Upper School boys hone their interviewing and writing skills to highlight underrepresented voices in the community.
Who doesn’t love a good story? Powerful storytelling can build connections, create a deeper understanding of an issue, and sometimes even change perspectives.
Thursday, Upper School journalism students gathered to discuss their most recent project: writing a profile on an StC faculty member, student, or alumnus from an underrepresented group so that others might better understand them.
The boys have a few specific requirements to meet. They must create a concise, compelling narrative that explores their subject’s experiences, identify the most interesting pull-out quote from their interview, and take a portrait photograph of the person in a way that defines their personality.
Upper School Journalism Teacher Kathleen Thomas led the discussion, and students provided updates on their progress and what they’d learned so far. The conversation focused heavily on the interview process and how to connect and build trust with a subject. “A really important part of interviewing is getting people comfortable,” said Cade Bridges ‘22. “When you’re talking to them face-to-face, it helps warm them to you, relax them, and you then can start asking them questions.”
For Nathan Aschheim '22, this assignment was the first time he’d ever interviewed anyone. “Mrs. Thomas asked us to focus on getting specific stories, so I really tried to focus my questions in order to get important details and a few specific stories about his experiences,” he said.

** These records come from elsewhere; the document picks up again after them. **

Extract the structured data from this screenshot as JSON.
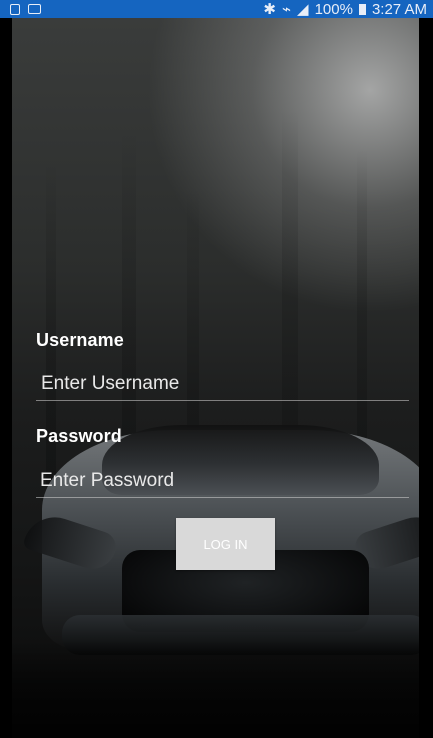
{
  "status_bar": {
    "battery_percent": "100%",
    "time": "3:27 AM",
    "icons": [
      "notification-icon",
      "image-icon",
      "bluetooth-icon",
      "vibrate-icon",
      "signal-icon",
      "battery-icon"
    ]
  },
  "form": {
    "username_label": "Username",
    "username_placeholder": "Enter Username",
    "password_label": "Password",
    "password_placeholder": "Enter Password",
    "login_button_label": "LOG IN"
  },
  "colors": {
    "status_bar_bg": "#1565c0",
    "button_bg": "#d9d9d9"
  }
}
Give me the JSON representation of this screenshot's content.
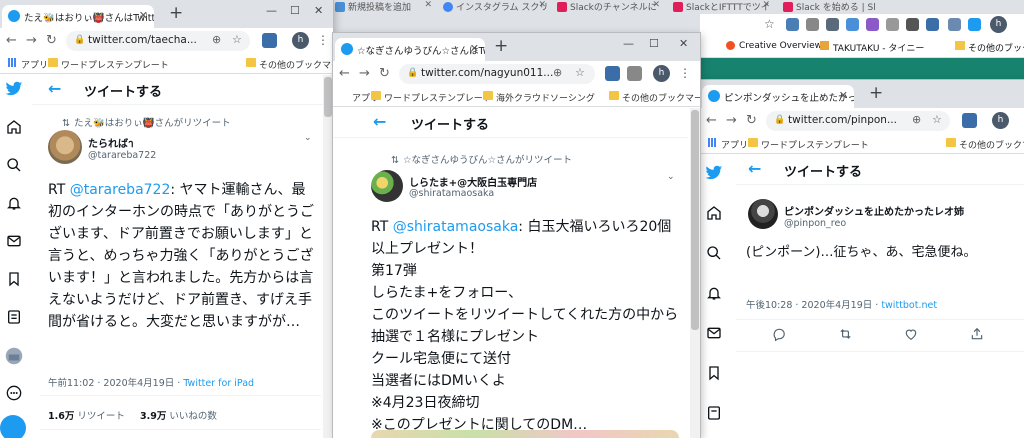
{
  "background_tabs": [
    {
      "label": "新規投稿を追加",
      "color": "#4a90d9"
    },
    {
      "label": "インスタグラム スクリ",
      "color": "#4285f4"
    },
    {
      "label": "Slackのチャンネルに",
      "color": "#e01e5a"
    },
    {
      "label": "SlackとIFTTTでツイ",
      "color": "#e01e5a"
    },
    {
      "label": "Slack を始める | Sl",
      "color": "#e01e5a"
    }
  ],
  "background_bookmarks": {
    "creative_overview": "Creative Overview",
    "takutaku": "TAKUTAKU - タイニー",
    "other": "その他のブックマーク"
  },
  "window1": {
    "tab_title": "たえ🐝はおりぃ👹さんはTwitterを",
    "url": "twitter.com/taecha...",
    "bookmarks": {
      "apps": "アプリ",
      "wp": "ワードプレステンプレート",
      "other": "その他のブックマーク"
    },
    "header_title": "ツイートする",
    "retweeted_by": "たえ🐝はおりぃ👹さんがリツイート",
    "display_name": "たらればา",
    "handle": "@tarareba722",
    "body_prefix": "RT ",
    "mention": "@tarareba722",
    "body_text": ": ヤマト運輸さん、最初のインターホンの時点で「ありがとうございます、ドア前置きでお願いします」と言うと、めっちゃ力強く「ありがとうございます！」と言われました。先方からは言えないようだけど、ドア前置き、すげえ手間が省けると。大変だと思いますがが…",
    "time": "午前11:02 · 2020年4月19日 · ",
    "source": "Twitter for iPad",
    "retweets_count": "1.6万",
    "retweets_label": " リツイート",
    "likes_count": "3.9万",
    "likes_label": " いいねの数"
  },
  "window2": {
    "tab_title": "☆なぎさんゆうびん☆さんはTwitterを",
    "url": "twitter.com/nagyun011...",
    "bookmarks": {
      "apps": "アプリ",
      "wp": "ワードプレステンプレート",
      "crowd": "海外クラウドソーシング",
      "other": "その他のブックマーク"
    },
    "header_title": "ツイートする",
    "retweeted_by": "☆なぎさんゆうびん☆さんがリツイート",
    "display_name": "しらたま+@大阪白玉専門店",
    "handle": "@shiratamaosaka",
    "body_prefix": "RT ",
    "mention": "@shiratamaosaka",
    "body_text": ": 白玉大福いろいろ20個以上プレゼント！\n第17弾\nしらたま+をフォロー、\nこのツイートをリツイートしてくれた方の中から抽選で１名様にプレゼント\nクール宅急便にて送付\n当選者にはDMいくよ\n※4月23日夜締切\n※このプレゼントに関してのDM…"
  },
  "window3": {
    "tab_title": "ピンポンダッシュを止めたかったレオ姉",
    "url": "twitter.com/pinpon...",
    "bookmarks": {
      "apps": "アプリ",
      "wp": "ワードプレステンプレート",
      "other": "その他のブックマーク"
    },
    "header_title": "ツイートする",
    "display_name": "ピンポンダッシュを止めたかったレオ姉",
    "handle": "@pinpon_reo",
    "body_text": "(ピンポーン)…征ちゃ、あ、宅急便ね。",
    "time": "午後10:28 · 2020年4月19日 · ",
    "source": "twittbot.net"
  },
  "icons": [
    "twitter-bird-icon",
    "home-icon",
    "explore-icon",
    "notifications-icon",
    "messages-icon",
    "bookmarks-icon",
    "lists-icon",
    "profile-icon",
    "more-icon",
    "compose-icon",
    "back-arrow-icon",
    "retweet-icon",
    "reply-icon",
    "like-icon",
    "share-icon",
    "lock-icon",
    "star-icon",
    "kebab-icon"
  ],
  "colors": {
    "twitter_blue": "#1d9bf0",
    "chrome_bar": "#dee1e6",
    "slack_teal": "#17836f"
  }
}
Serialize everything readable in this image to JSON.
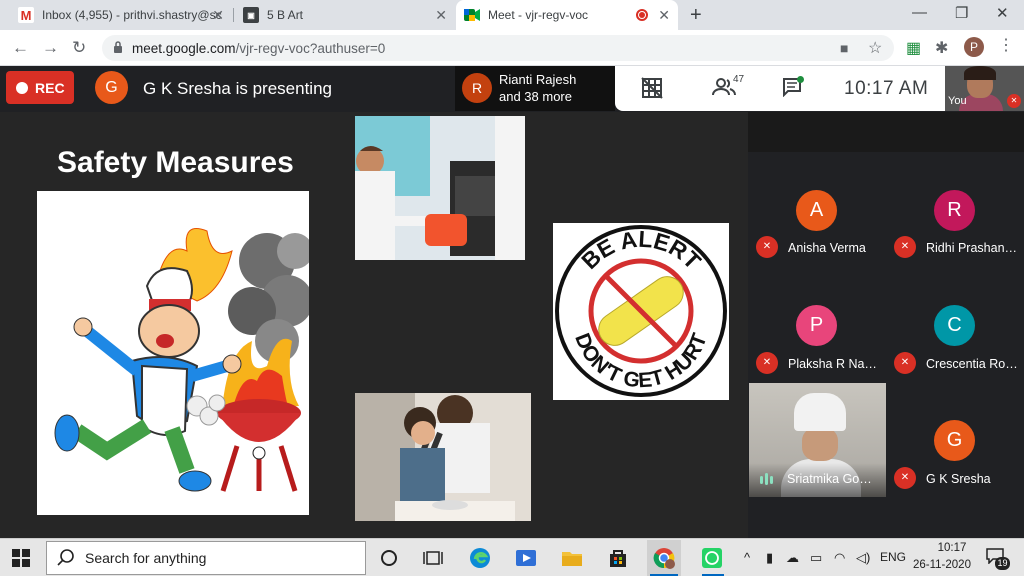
{
  "browser": {
    "tabs": [
      {
        "title": "Inbox (4,955) - prithvi.shastry@sc",
        "icon": "gmail-icon"
      },
      {
        "title": "5 B Art",
        "icon": "classroom-icon"
      },
      {
        "title": "Meet - vjr-regv-voc",
        "icon": "meet-icon",
        "active": true
      }
    ],
    "url_host": "meet.google.com",
    "url_path": "/vjr-regv-voc?authuser=0",
    "profile_initial": "P"
  },
  "meet": {
    "rec_label": "REC",
    "presenter_initial": "G",
    "presenter_text": "G K Sresha is presenting",
    "others_initial": "R",
    "others_line1": "Rianti Rajesh",
    "others_line2": "and 38 more",
    "participant_count": "47",
    "time": "10:17  AM",
    "self_label": "You"
  },
  "slide": {
    "title": "Safety Measures",
    "badge_top": "BE ALERT",
    "badge_bottom": "DON'T GET HURT"
  },
  "participants": [
    {
      "initial": "A",
      "name": "Anisha Verma",
      "color": "#e8591a"
    },
    {
      "initial": "R",
      "name": "Ridhi Prashan…",
      "color": "#c2185b"
    },
    {
      "initial": "P",
      "name": "Plaksha R Na…",
      "color": "#e8457b"
    },
    {
      "initial": "C",
      "name": "Crescentia Ro…",
      "color": "#0097a7"
    },
    {
      "initial": "G",
      "name": "G K Sresha",
      "color": "#e8591a"
    }
  ],
  "video_participant": {
    "name": "Sriatmika Go…"
  },
  "taskbar": {
    "search_placeholder": "Search for anything",
    "lang": "ENG",
    "time": "10:17",
    "date": "26-11-2020",
    "notif_count": "19"
  }
}
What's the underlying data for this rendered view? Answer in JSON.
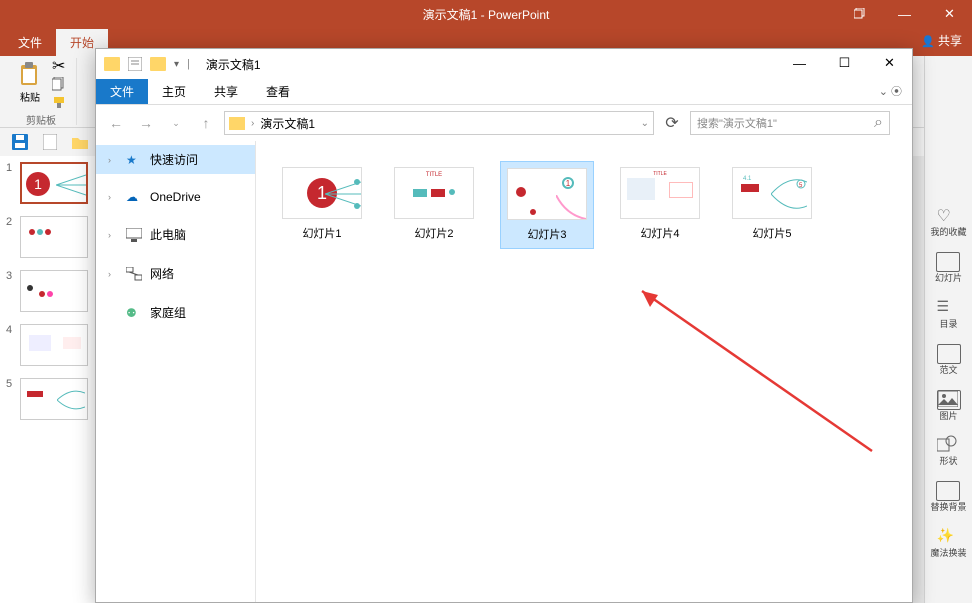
{
  "ppt": {
    "title": "演示文稿1 - PowerPoint",
    "tabs": {
      "file": "文件",
      "start": "开始"
    },
    "share": "共享",
    "clipboard": {
      "paste": "粘贴",
      "label": "剪贴板"
    },
    "slides": [
      {
        "num": "1"
      },
      {
        "num": "2"
      },
      {
        "num": "3"
      },
      {
        "num": "4"
      },
      {
        "num": "5"
      }
    ],
    "sidebar": {
      "collection": "我的收藏",
      "slide": "幻灯片",
      "toc": "目录",
      "template": "范文",
      "image": "图片",
      "shape": "形状",
      "bg": "替换背景",
      "magic": "魔法换装"
    }
  },
  "explorer": {
    "title": "演示文稿1",
    "tabs": {
      "file": "文件",
      "home": "主页",
      "share": "共享",
      "view": "查看"
    },
    "breadcrumb": "演示文稿1",
    "search_placeholder": "搜索\"演示文稿1\"",
    "sidebar": {
      "quickaccess": "快速访问",
      "onedrive": "OneDrive",
      "thispc": "此电脑",
      "network": "网络",
      "homegroup": "家庭组"
    },
    "files": [
      {
        "name": "幻灯片1"
      },
      {
        "name": "幻灯片2"
      },
      {
        "name": "幻灯片3"
      },
      {
        "name": "幻灯片4"
      },
      {
        "name": "幻灯片5"
      }
    ]
  }
}
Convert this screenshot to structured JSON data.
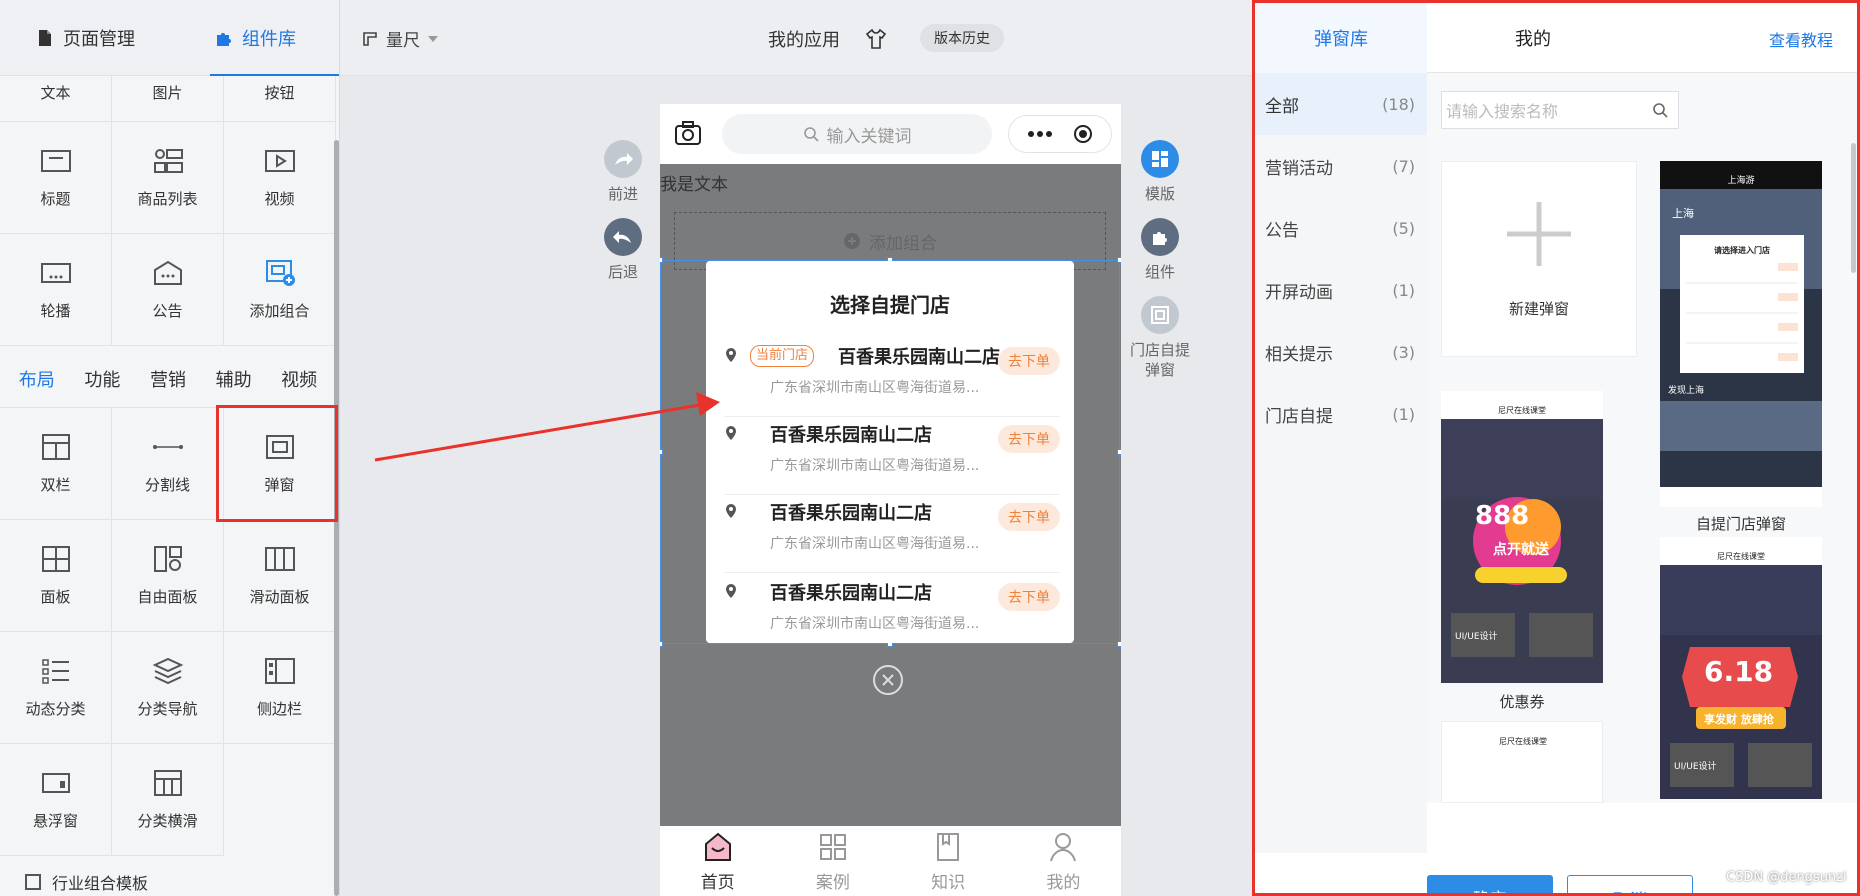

The ultimate purpose of the assignment, whether it appears online, in The Pine Needle, or just as a useful class exercise, is to highlight voices that some may overlook. “Things happen all around you every day that you may not be aware of,” said Aschheim. “We need more stories from different perspectives.”